(Piermont Road - South)
c. 1700

 Historic Site No. 32 

Carterette Road (Piermont Road - north)

Snedens Landing Road (Rockleigh Road)


          The point at which Snedens Landing Road turned south toward Closter Village was known as Closter Publick Road. In 1758, Closter Publick Road was improved by the County of Orange in the Province of New York. This road, extending from Closter Dock Road in Closter Village provided a vital link from the farmlands of the "Northern Valley" to Snedens Landing on the Hudson River and markets beyond. By the time farmsteads were being built in this area, it was part of Tappan, NY, and the track extended north toward Tappan.

Closter Publick Road in early 1900's, looking north from present Norwood boundary. The old bridge spans a branch of the Sparkill. In the left distance is the John A. Haring House with fields and pasture extending southward

            On April 10, 1857, ten local land owners, lead by Moses Taylor, Jr., applied to Bergen County for a re-alignment of a part of Closter Public Road to provide "an easier wagon route to Snedens Landing". On June 2, 1857 the route was surveyed and the length of the improvement involved about one and one-half miles beginning near the present Norwood-Closter line. The artery ran northward past the John A. Haring House and ended close to the northeast corner of Moses Taylor's barn (Capt. Abraham A.A. Haring House) where Snedens Landing Road ran northeast. The improvement of the old colonial road was ready for use on October 1st, with a width of two and one-half rods (about 41 feet). 

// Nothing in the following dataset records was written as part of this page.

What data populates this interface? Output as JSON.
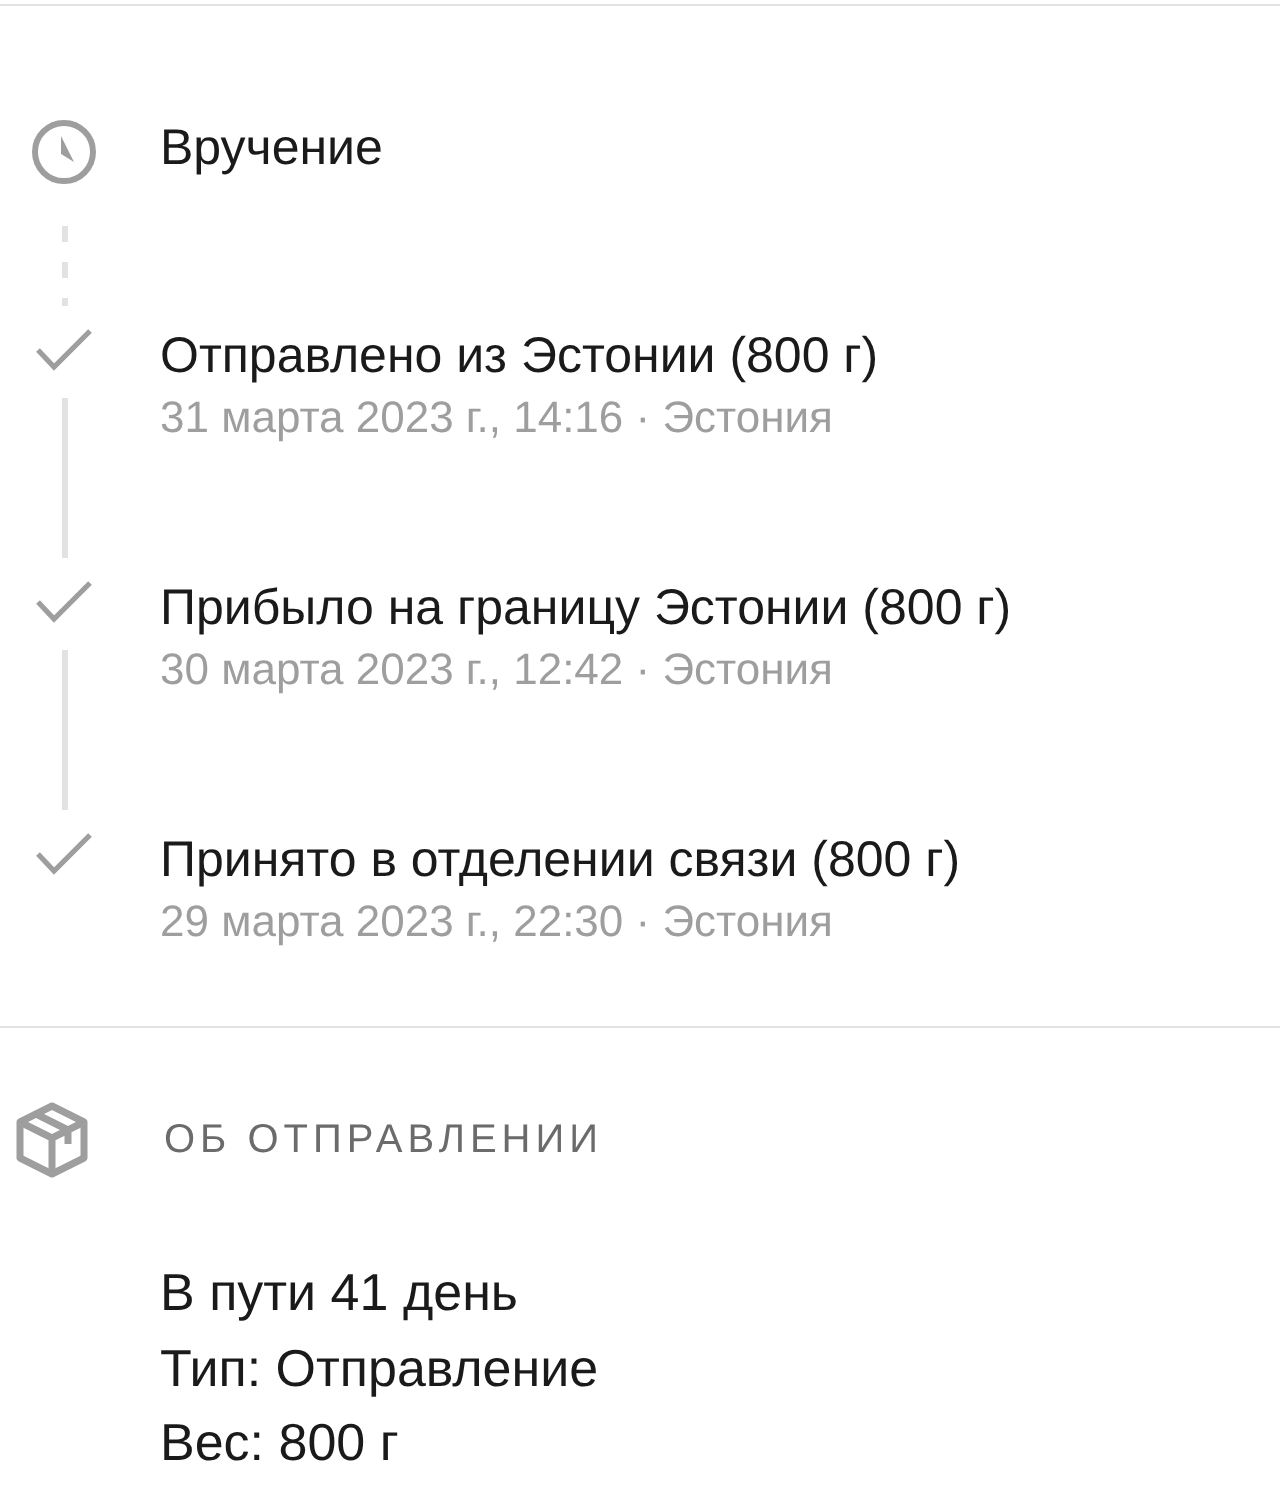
{
  "events": [
    {
      "kind": "pending",
      "title": "Вручение"
    },
    {
      "kind": "done",
      "title": "Отправлено из Эстонии (800 г)",
      "subtitle": "31 марта 2023 г., 14:16 · Эстония"
    },
    {
      "kind": "done",
      "title": "Прибыло на границу Эстонии (800 г)",
      "subtitle": "30 марта 2023 г., 12:42 · Эстония"
    },
    {
      "kind": "done",
      "title": "Принято в отделении связи (800 г)",
      "subtitle": "29 марта 2023 г., 22:30 · Эстония"
    }
  ],
  "details": {
    "heading": "ОБ ОТПРАВЛЕНИИ",
    "lines": [
      "В пути 41 день",
      "Тип: Отправление",
      "Вес: 800 г"
    ]
  }
}
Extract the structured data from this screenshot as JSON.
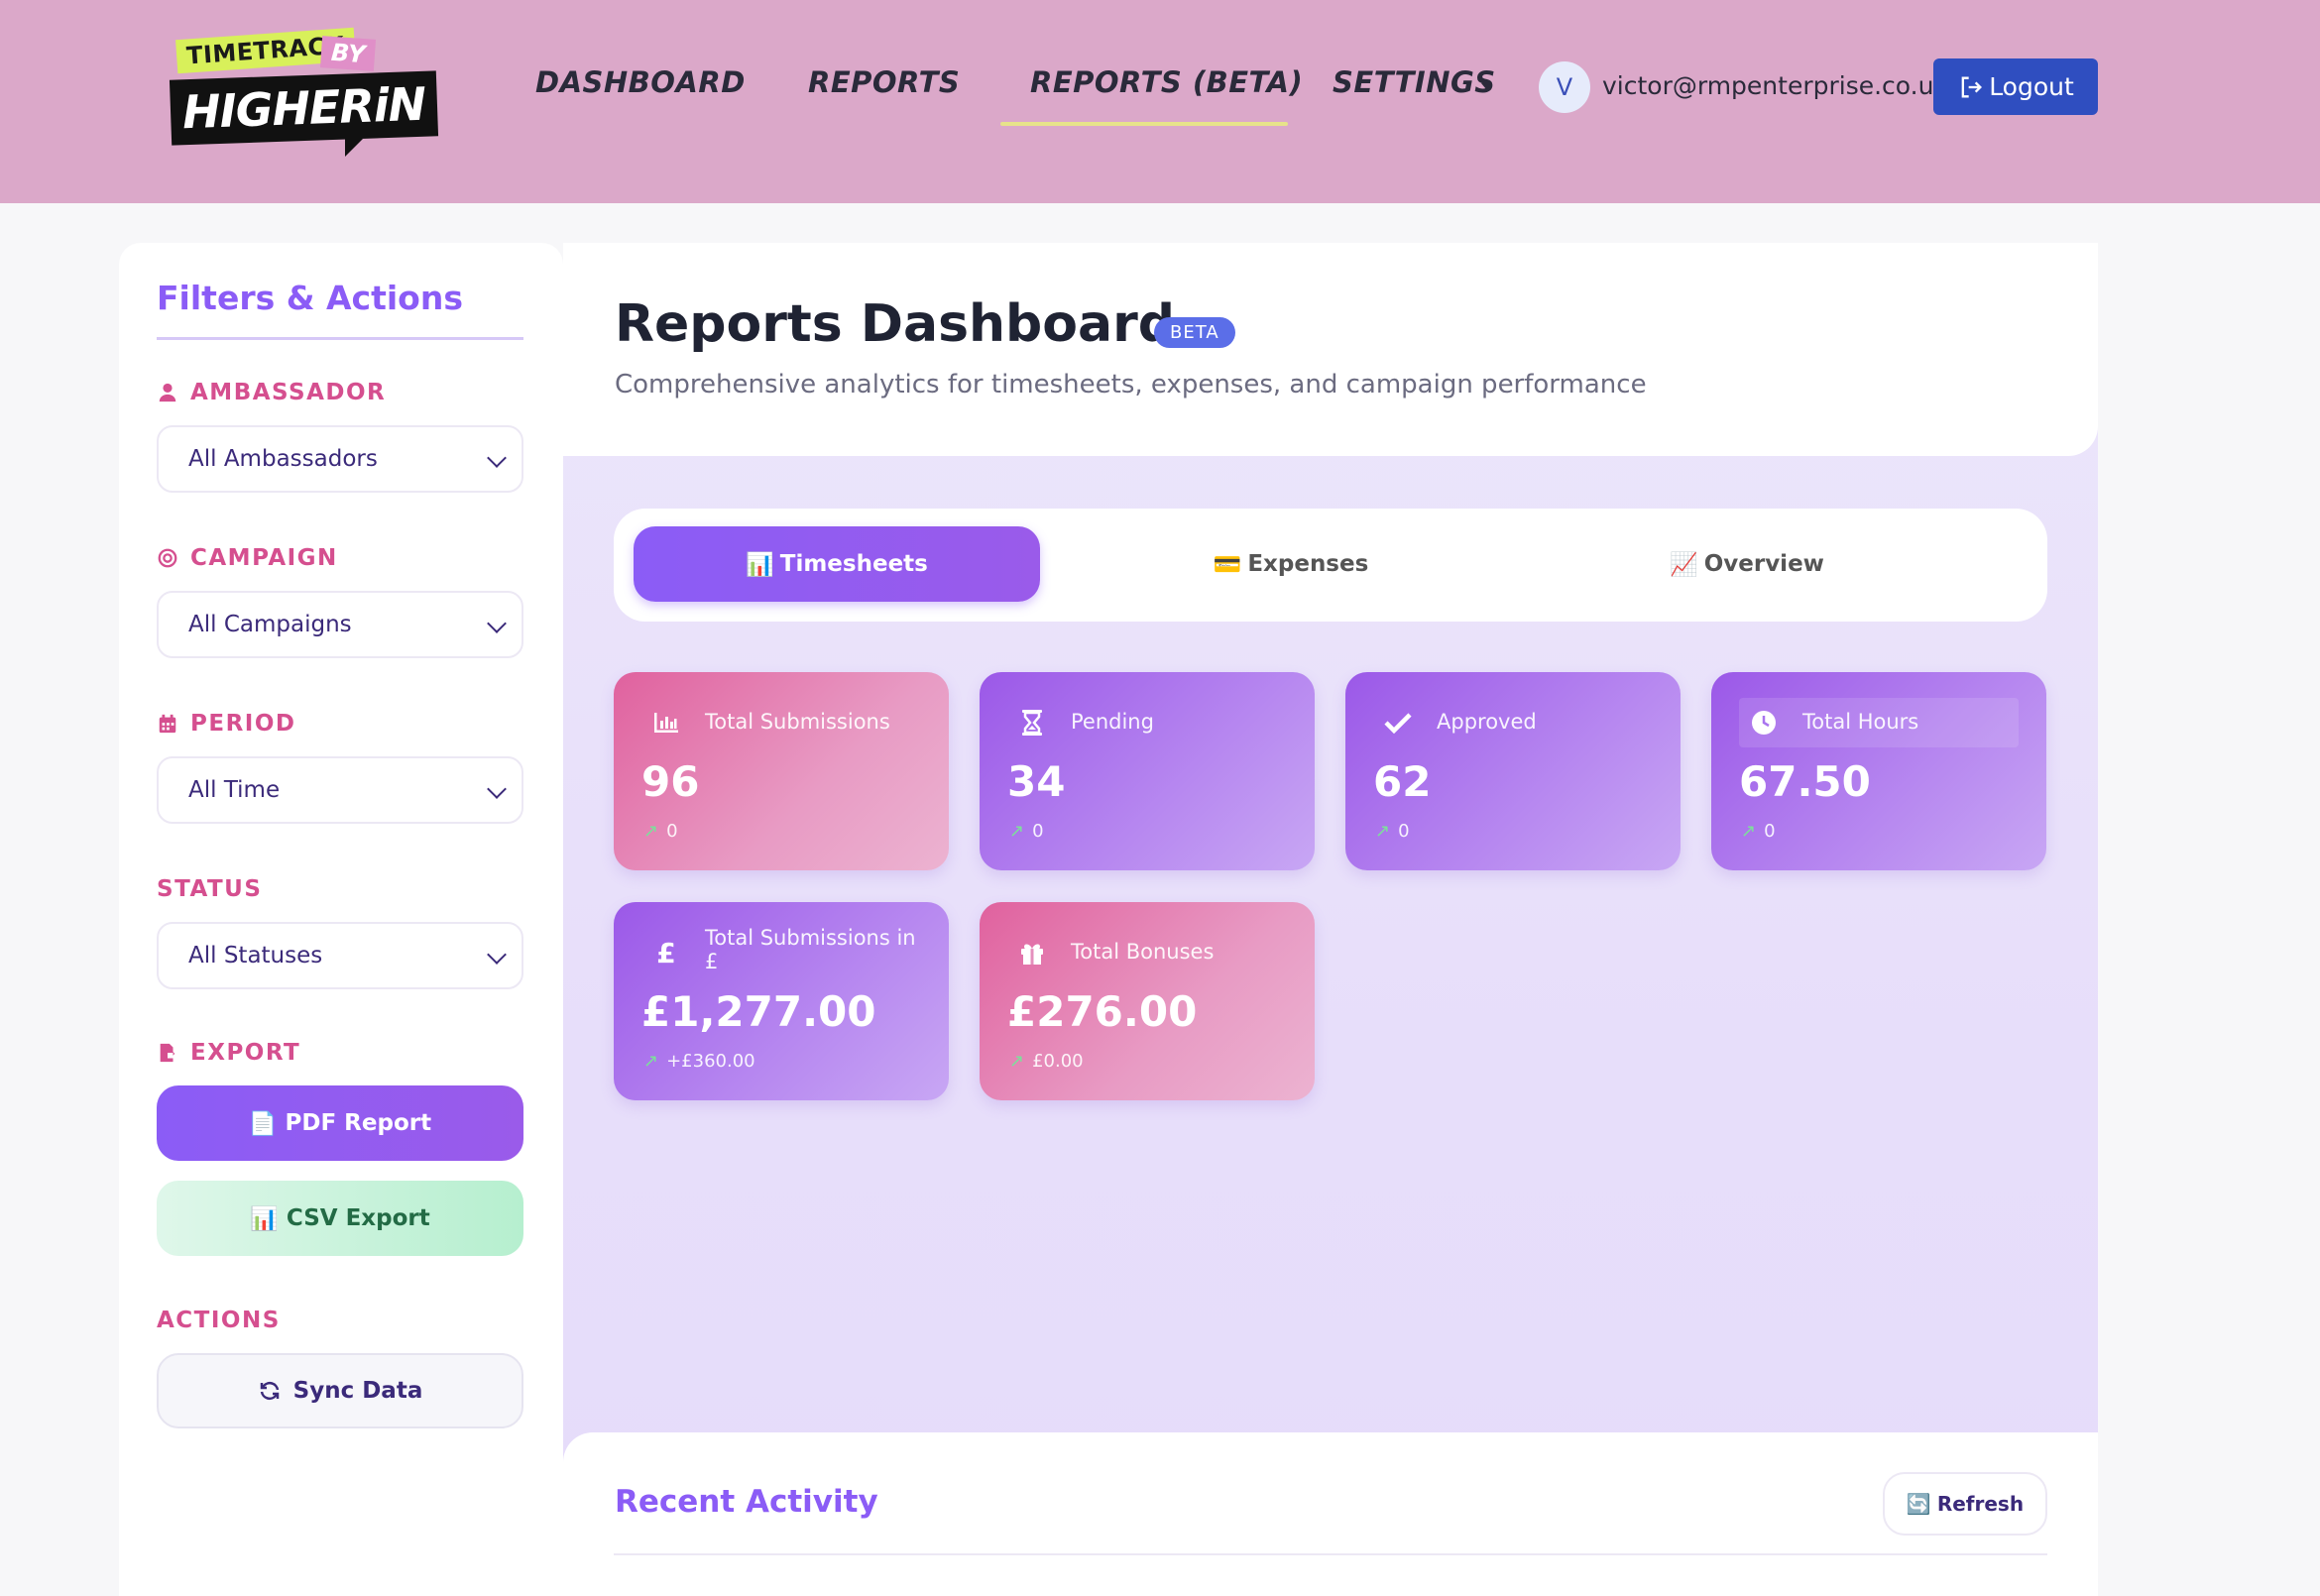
{
  "brand": {
    "logo_line1": "TIMETRACK",
    "logo_by": "BY",
    "logo_line2": "HIGHERiN"
  },
  "nav": {
    "items": [
      {
        "label": "DASHBOARD"
      },
      {
        "label": "REPORTS"
      },
      {
        "label": "REPORTS (BETA)",
        "active": true
      },
      {
        "label": "SETTINGS"
      }
    ],
    "user_initial": "V",
    "user_email": "victor@rmpenterprise.co.uk",
    "logout_label": "Logout"
  },
  "sidebar": {
    "title": "Filters & Actions",
    "ambassador": {
      "label": "AMBASSADOR",
      "value": "All Ambassadors"
    },
    "campaign": {
      "label": "CAMPAIGN",
      "value": "All Campaigns"
    },
    "period": {
      "label": "PERIOD",
      "value": "All Time"
    },
    "status": {
      "label": "STATUS",
      "value": "All Statuses"
    },
    "export": {
      "label": "EXPORT",
      "pdf_label": "PDF Report",
      "csv_label": "CSV Export"
    },
    "actions": {
      "label": "ACTIONS",
      "sync_label": "Sync Data"
    }
  },
  "hero": {
    "title": "Reports Dashboard",
    "badge": "BETA",
    "subtitle": "Comprehensive analytics for timesheets, expenses, and campaign performance"
  },
  "tabs": [
    {
      "label": "Timesheets",
      "active": true
    },
    {
      "label": "Expenses"
    },
    {
      "label": "Overview"
    }
  ],
  "stats": [
    {
      "label": "Total Submissions",
      "value": "96",
      "trend": "0",
      "icon": "bar-chart-icon"
    },
    {
      "label": "Pending",
      "value": "34",
      "trend": "0",
      "icon": "hourglass-icon"
    },
    {
      "label": "Approved",
      "value": "62",
      "trend": "0",
      "icon": "check-icon"
    },
    {
      "label": "Total Hours",
      "value": "67.50",
      "trend": "0",
      "icon": "clock-icon"
    },
    {
      "label": "Total Submissions in £",
      "value": "£1,277.00",
      "trend": "+£360.00",
      "icon": "pound-icon"
    },
    {
      "label": "Total Bonuses",
      "value": "£276.00",
      "trend": "£0.00",
      "icon": "gift-icon"
    }
  ],
  "recent": {
    "title": "Recent Activity",
    "refresh_label": "Refresh"
  },
  "colors": {
    "accent": "#8b5cf6",
    "header_bg": "#dba8c9",
    "logout_bg": "#2f4ec0",
    "section_label": "#d54f8f"
  }
}
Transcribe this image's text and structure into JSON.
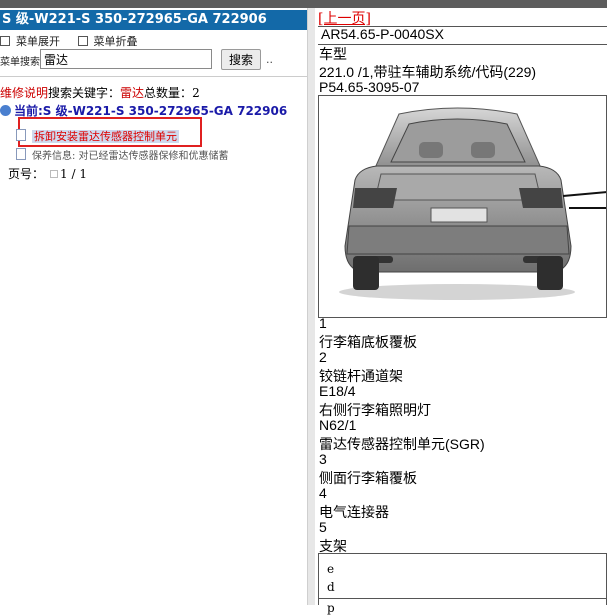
{
  "left": {
    "title": "S 级-W221-S 350-272965-GA 722906",
    "toolbar": {
      "expand": "菜单展开",
      "collapse": "菜单折叠"
    },
    "search": {
      "label": "菜单搜索",
      "value": "雷达",
      "button": "搜索",
      "more": ".."
    },
    "result": {
      "prefix": "维修说明",
      "mid": "搜索关键字：",
      "keyword": "雷达",
      "count_label": "总数量：",
      "count": "2"
    },
    "tree": {
      "root": "当前:S 级-W221-S 350-272965-GA 722906",
      "items": [
        {
          "label": "拆卸安装雷达传感器控制单元"
        },
        {
          "label": "保养信息: 对已经雷达传感器保修和优惠储蓄"
        }
      ]
    },
    "pager": {
      "label": "页号：",
      "value": "1 / 1"
    }
  },
  "right": {
    "prev": "[上一页]",
    "doc_id": "AR54.65-P-0040SX",
    "model_label": "车型",
    "model_value": "221.0 /1,带驻车辅助系统/代码(229)",
    "figure_id": "P54.65-3095-07",
    "legend": [
      {
        "num": "1",
        "text": "行李箱底板覆板"
      },
      {
        "num": "2",
        "text": "铰链杆通道架"
      },
      {
        "num": "E18/4",
        "text": "右侧行李箱照明灯"
      },
      {
        "num": "N62/1",
        "text": "雷达传感器控制单元(SGR)"
      },
      {
        "num": "3",
        "text": "侧面行李箱覆板"
      },
      {
        "num": "4",
        "text": "电气连接器"
      },
      {
        "num": "5",
        "text": "支架"
      }
    ],
    "table_rows": [
      "e",
      "d",
      "p"
    ]
  },
  "colors": {
    "title_bg": "#1369a8",
    "link_red": "#d00",
    "highlight": "#e02020"
  }
}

Reginald McMahon: "Two Haring Houses at Rockleigh, NJ",  1973
(mms, Bergen County Historical Society, River Edge, NJ)

             Rather than as a village, this portion of the Rockland Neighborhood developed as farmsteads strung along Snedens Landing Road,  Closter Publick Road and a new road to the north that would become Carterette Road. The junction of these three roads is approximately equidistance between Closter Village, Tappan, and Snedens Landing. In every respect this farm community functioned as a self-sufficient hamlet. However, it would take 200 years to incorporate.

 Map References 

VerPlanck (1745)
Erskine (1778-80)
Hopkins-Corey (1861)
Walker's Atlas (1876)
Beers (1891)
Bromley (1912)


Bergen County Historic Sites Survey, Borough of Rockleigh. 1981-1982.
Bergen County Office of Cultural and Historic Affairs, Hackensack, NJ

"Two Haring Houses at Rockleigh, NJ", Reginald McMahon, 1973
(mms, Bergen County Historical Society, River Edge, NJ)

Written and compiled by E. W. April, 2002